The task: Scan the records for "subtitle" and copy each line that contains it.

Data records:
[Start of section]
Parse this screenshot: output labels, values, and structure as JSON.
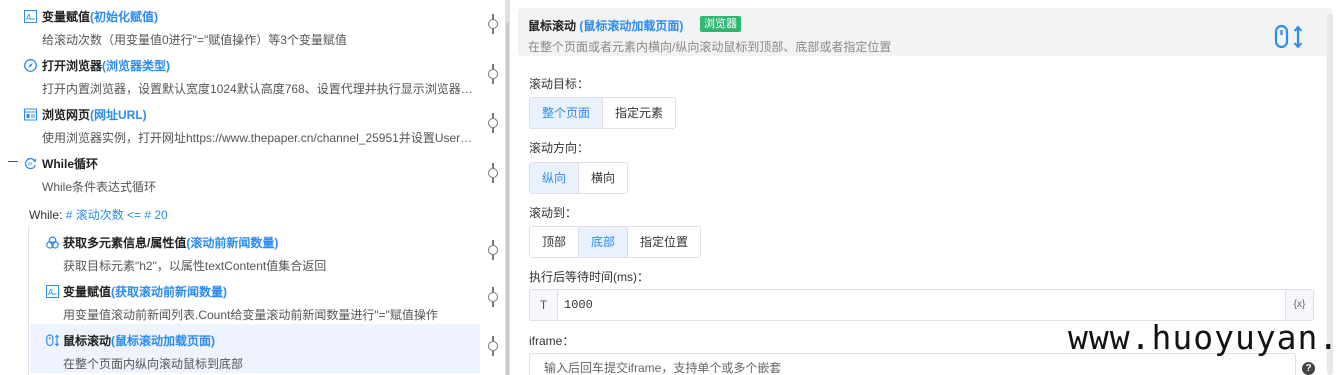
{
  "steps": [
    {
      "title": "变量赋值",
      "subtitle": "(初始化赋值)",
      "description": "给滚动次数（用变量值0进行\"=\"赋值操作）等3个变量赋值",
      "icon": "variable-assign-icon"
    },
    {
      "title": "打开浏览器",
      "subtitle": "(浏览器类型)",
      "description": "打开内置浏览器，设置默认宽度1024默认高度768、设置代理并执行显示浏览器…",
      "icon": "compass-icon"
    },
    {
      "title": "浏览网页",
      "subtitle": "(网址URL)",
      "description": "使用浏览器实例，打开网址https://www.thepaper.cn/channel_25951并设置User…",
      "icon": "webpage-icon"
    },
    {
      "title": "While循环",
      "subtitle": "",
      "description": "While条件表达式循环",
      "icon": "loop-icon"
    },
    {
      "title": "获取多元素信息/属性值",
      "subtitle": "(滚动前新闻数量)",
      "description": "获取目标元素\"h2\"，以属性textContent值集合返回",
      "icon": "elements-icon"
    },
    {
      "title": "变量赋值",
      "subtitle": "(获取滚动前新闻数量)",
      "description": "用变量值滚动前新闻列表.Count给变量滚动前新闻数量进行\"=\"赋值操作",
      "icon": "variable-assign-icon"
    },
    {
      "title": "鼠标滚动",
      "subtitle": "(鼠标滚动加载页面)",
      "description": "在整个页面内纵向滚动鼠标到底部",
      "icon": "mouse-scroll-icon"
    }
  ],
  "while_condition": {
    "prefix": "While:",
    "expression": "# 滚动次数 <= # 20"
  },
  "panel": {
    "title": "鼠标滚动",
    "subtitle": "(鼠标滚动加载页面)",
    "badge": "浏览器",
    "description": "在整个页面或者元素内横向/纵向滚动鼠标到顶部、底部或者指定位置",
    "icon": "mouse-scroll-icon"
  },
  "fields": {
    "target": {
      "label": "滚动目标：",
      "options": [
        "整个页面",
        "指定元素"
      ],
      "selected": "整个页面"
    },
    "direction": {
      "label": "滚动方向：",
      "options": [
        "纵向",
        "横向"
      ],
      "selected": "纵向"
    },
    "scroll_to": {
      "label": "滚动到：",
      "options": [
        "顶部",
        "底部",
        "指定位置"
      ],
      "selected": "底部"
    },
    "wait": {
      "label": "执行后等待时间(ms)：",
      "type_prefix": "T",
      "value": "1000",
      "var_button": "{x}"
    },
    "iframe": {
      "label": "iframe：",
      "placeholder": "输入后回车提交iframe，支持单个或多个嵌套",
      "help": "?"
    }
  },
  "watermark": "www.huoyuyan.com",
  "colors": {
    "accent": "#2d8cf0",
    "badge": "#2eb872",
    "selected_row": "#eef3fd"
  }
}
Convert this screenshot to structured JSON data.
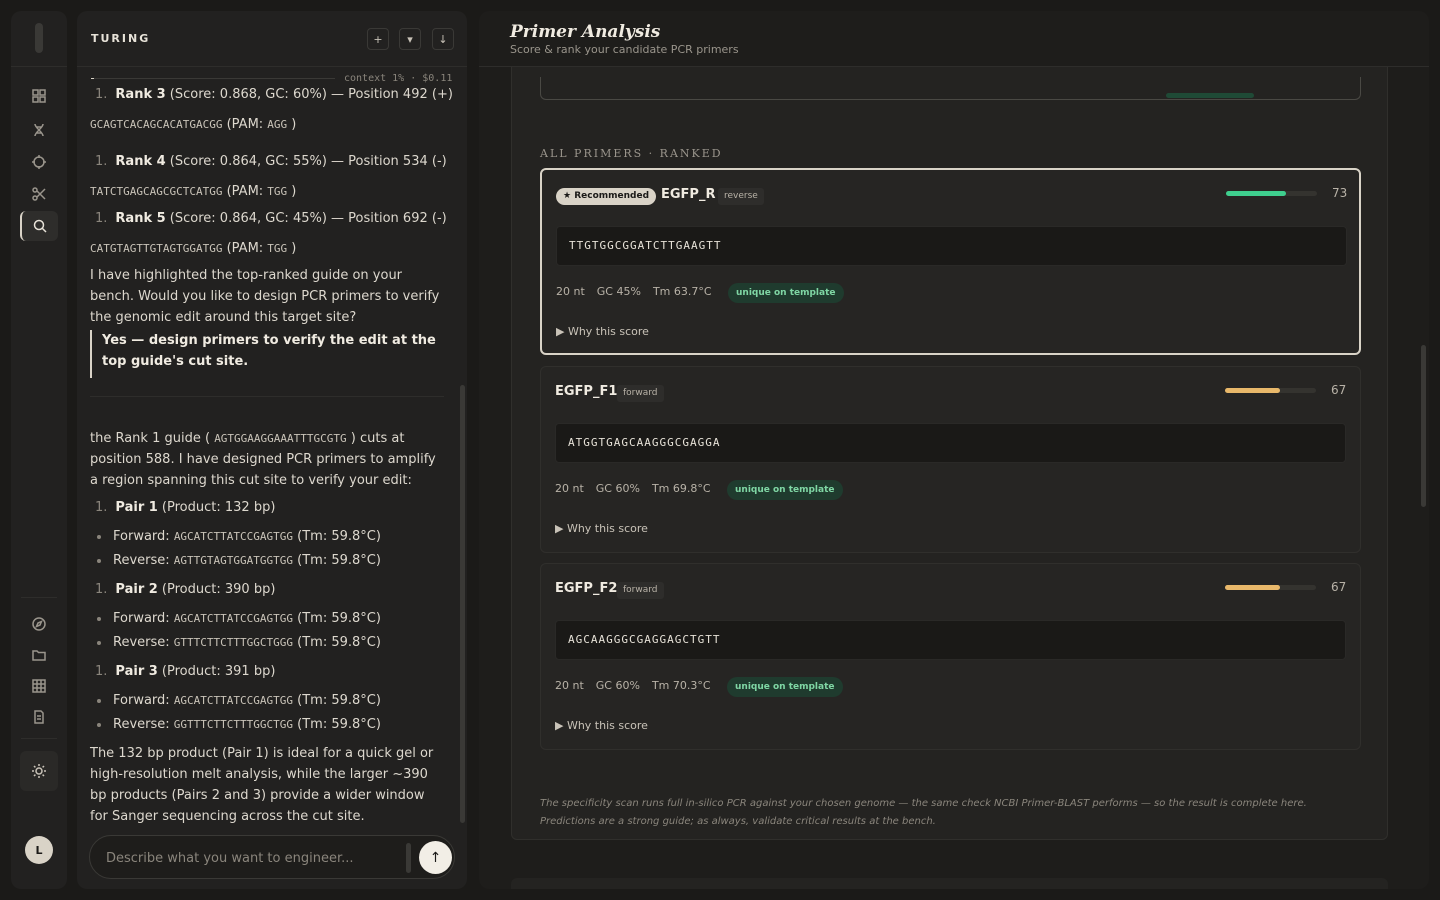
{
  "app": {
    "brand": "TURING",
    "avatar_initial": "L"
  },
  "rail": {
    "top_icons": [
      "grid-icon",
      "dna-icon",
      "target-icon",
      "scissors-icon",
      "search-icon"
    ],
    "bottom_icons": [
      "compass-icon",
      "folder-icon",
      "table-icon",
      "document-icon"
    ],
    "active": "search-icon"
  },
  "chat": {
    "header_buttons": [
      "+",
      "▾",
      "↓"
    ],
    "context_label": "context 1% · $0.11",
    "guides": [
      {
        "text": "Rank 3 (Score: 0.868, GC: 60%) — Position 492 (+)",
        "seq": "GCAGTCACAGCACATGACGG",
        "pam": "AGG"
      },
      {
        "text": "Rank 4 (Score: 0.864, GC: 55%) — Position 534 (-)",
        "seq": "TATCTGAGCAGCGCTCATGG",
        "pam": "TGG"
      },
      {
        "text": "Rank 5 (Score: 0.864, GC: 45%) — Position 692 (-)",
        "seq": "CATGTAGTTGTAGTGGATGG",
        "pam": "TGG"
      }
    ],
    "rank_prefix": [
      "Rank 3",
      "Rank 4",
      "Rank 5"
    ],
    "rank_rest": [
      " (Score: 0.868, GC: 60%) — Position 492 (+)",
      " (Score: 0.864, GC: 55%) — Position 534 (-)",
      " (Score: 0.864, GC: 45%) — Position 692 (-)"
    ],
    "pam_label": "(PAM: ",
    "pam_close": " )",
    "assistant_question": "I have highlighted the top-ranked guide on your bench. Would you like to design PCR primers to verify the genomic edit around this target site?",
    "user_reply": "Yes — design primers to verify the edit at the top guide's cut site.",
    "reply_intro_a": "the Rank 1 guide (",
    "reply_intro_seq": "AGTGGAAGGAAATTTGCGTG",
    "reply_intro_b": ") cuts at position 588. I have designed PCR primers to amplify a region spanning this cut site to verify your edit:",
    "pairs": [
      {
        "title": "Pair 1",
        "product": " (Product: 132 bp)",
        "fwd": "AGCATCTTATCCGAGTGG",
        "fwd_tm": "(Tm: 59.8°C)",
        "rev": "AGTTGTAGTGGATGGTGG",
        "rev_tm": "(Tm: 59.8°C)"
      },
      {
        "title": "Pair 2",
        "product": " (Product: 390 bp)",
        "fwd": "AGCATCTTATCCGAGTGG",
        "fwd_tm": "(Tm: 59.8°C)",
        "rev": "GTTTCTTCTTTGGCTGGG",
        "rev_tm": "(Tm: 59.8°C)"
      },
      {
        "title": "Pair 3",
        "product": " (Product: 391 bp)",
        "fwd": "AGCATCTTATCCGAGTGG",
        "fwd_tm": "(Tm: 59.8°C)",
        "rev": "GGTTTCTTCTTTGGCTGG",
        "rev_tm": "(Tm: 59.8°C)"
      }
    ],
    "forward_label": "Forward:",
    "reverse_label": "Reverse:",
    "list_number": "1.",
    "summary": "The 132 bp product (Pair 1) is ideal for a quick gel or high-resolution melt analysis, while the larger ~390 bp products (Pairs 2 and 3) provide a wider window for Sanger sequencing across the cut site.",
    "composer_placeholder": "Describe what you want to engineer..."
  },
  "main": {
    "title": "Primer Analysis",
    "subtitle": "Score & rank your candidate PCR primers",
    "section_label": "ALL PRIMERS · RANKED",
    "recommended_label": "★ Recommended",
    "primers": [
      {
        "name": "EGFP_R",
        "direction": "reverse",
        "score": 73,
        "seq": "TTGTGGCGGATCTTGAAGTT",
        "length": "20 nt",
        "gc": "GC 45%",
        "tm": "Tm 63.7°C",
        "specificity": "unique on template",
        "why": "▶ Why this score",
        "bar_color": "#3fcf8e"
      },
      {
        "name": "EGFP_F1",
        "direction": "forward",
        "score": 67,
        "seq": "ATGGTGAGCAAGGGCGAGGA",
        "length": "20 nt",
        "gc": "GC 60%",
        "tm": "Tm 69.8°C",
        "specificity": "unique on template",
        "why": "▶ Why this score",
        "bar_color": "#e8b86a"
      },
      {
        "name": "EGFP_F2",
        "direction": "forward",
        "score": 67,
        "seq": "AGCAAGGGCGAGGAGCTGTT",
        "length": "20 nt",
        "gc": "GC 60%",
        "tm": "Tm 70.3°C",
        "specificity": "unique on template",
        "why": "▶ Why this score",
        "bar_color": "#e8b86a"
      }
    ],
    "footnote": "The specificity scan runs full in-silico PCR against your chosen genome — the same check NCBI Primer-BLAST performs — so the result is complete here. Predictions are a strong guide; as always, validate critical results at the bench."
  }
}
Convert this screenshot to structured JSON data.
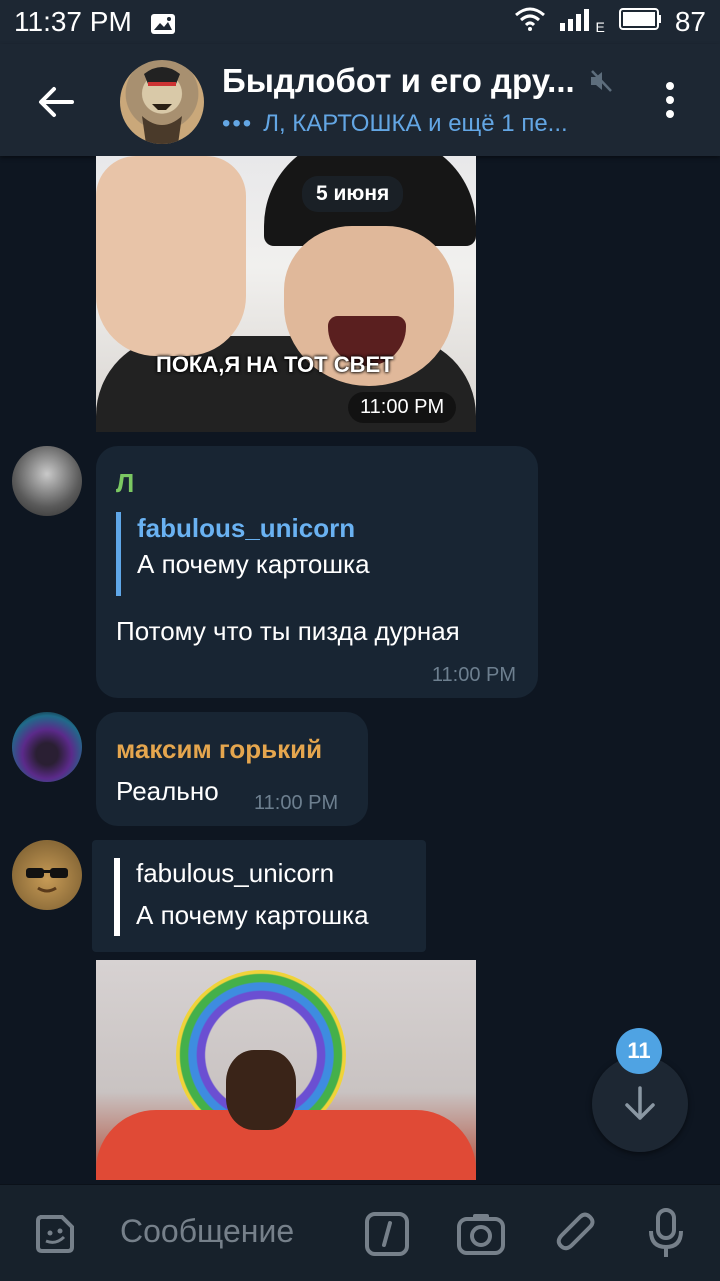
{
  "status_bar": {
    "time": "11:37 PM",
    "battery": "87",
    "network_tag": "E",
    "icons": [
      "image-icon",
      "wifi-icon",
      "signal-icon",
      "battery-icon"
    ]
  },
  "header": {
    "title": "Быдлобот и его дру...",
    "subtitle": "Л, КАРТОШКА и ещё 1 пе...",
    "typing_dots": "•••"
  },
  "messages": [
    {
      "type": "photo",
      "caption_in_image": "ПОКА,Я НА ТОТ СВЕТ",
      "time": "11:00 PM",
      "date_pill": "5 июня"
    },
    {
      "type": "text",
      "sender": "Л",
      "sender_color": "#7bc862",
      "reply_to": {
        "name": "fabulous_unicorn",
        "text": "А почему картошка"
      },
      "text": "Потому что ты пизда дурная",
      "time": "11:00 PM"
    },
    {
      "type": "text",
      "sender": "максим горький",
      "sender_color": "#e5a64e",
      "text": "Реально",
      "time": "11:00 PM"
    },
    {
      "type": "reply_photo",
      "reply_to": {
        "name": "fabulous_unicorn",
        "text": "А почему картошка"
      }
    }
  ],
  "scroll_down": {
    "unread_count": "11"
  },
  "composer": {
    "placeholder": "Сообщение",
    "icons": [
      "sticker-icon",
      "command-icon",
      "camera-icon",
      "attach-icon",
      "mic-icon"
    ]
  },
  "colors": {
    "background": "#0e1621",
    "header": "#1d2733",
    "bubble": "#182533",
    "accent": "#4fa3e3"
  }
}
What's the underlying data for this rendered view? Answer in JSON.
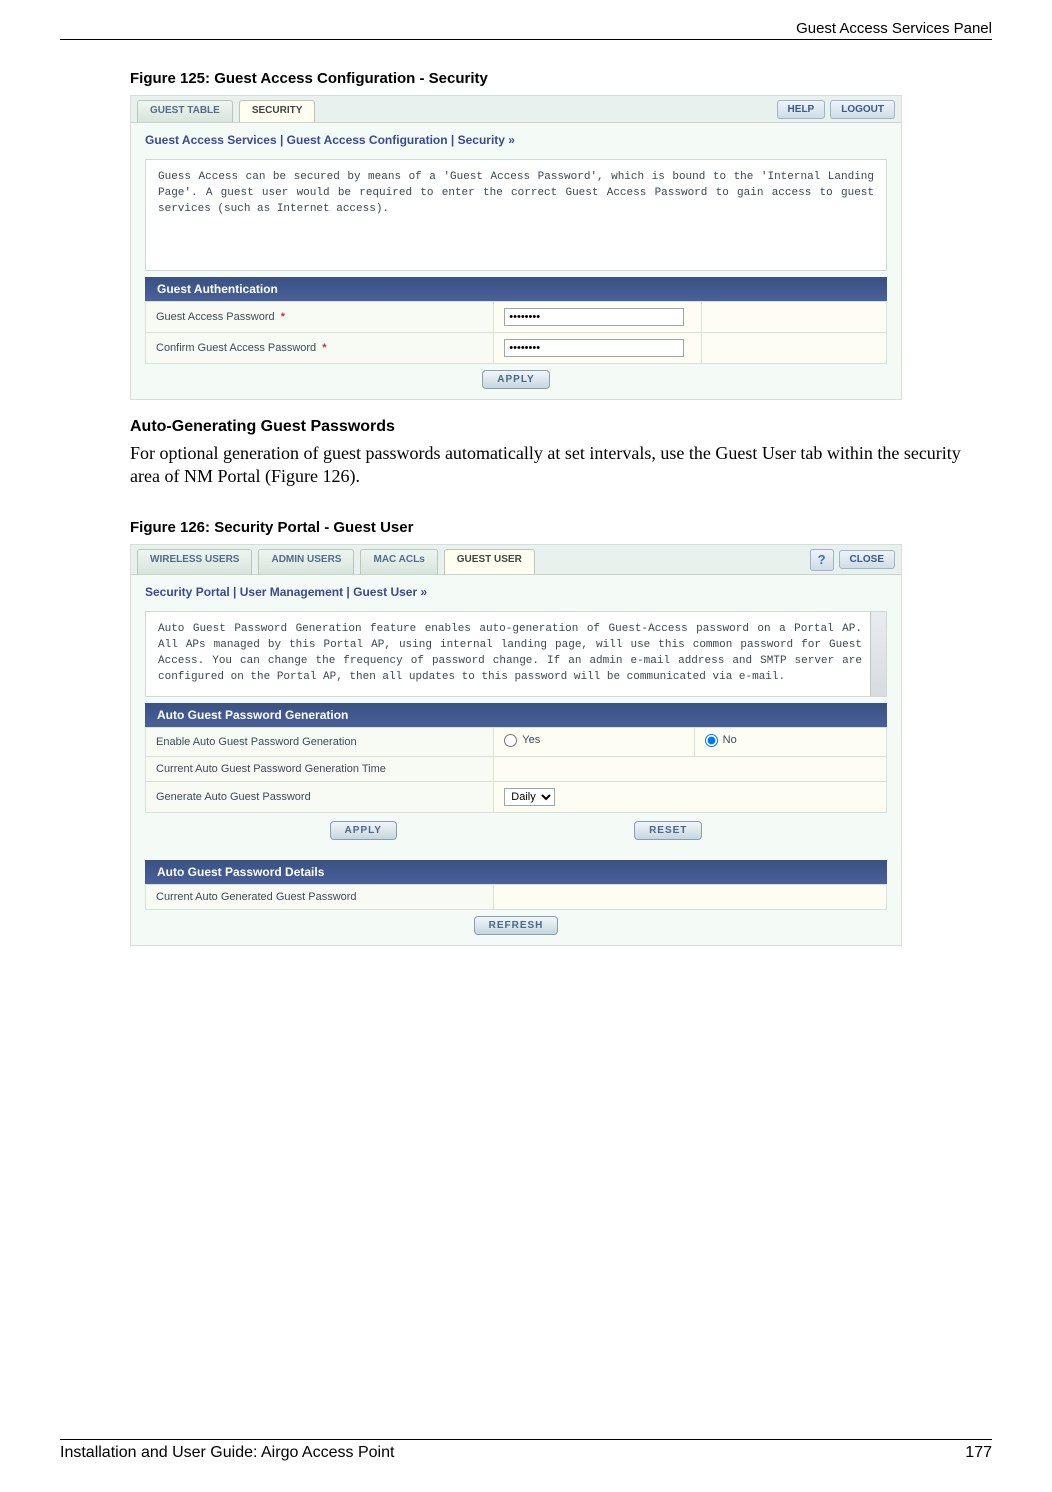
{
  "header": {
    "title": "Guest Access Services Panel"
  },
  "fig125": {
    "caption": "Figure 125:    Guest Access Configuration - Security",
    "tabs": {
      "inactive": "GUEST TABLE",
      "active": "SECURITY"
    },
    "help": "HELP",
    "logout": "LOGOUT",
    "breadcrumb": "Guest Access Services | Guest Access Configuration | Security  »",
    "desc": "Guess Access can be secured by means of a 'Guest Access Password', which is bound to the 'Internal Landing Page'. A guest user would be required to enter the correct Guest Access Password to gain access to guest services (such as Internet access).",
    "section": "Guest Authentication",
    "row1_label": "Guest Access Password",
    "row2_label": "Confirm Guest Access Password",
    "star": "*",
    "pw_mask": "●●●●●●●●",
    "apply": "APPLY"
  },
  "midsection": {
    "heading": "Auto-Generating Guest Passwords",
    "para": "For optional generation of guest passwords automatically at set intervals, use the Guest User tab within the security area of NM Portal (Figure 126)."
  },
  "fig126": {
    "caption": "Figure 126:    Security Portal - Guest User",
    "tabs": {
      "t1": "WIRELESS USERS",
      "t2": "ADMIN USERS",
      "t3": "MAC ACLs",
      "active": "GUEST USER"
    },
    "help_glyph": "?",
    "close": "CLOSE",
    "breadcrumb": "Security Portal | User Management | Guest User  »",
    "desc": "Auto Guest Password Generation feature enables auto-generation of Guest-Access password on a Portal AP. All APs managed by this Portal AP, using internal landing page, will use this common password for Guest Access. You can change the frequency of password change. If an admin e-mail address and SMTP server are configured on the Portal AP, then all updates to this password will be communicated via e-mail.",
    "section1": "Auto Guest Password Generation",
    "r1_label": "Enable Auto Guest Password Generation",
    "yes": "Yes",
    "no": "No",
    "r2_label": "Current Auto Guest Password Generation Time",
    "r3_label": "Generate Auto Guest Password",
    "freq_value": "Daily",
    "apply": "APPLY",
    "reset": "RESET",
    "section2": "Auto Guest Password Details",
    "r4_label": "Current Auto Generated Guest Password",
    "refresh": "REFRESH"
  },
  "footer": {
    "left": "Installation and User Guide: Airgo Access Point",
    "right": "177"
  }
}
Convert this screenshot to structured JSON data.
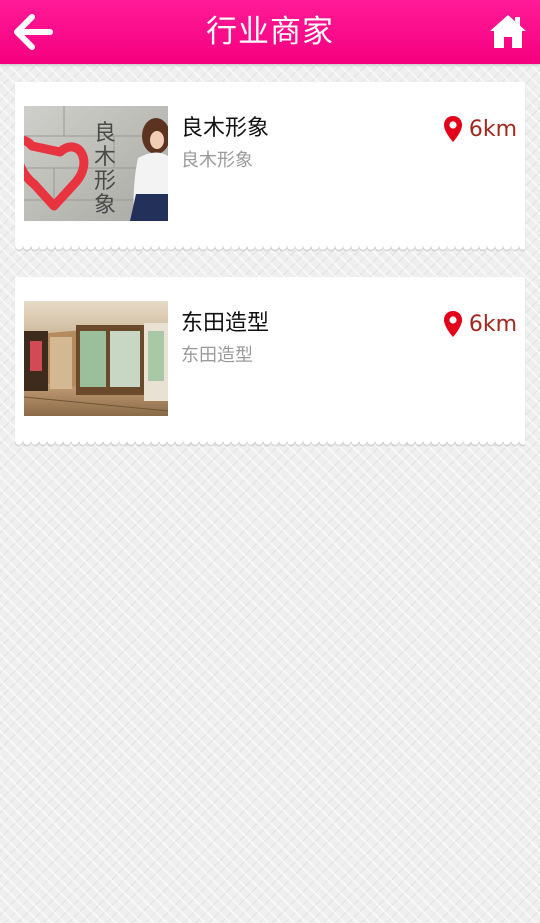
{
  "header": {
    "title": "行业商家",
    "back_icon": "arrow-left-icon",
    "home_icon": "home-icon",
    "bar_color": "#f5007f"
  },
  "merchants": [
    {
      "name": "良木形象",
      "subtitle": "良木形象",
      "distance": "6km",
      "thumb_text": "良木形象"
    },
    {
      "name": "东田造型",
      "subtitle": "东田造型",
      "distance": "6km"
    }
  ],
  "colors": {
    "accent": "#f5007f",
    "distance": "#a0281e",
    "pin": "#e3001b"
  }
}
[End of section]
Answer to this task:
      "subtitle": "(初始化赋值)",
      "subtitle": "(浏览器类型)",
      "subtitle": "(网址URL)",
      "subtitle": "",
      "subtitle": "(滚动前新闻数量)",
      "subtitle": "(获取滚动前新闻数量)",
      "subtitle": "(鼠标滚动加载页面)",
    "subtitle": "(鼠标滚动加载页面)",
    "subtitle": "Score & rank your candidate PCR primers",
    "subtitle": "Л, КАРТОШКА и ещё 1 пе...",
      "subtitle": "良木形象",
      "subtitle": "东田造型",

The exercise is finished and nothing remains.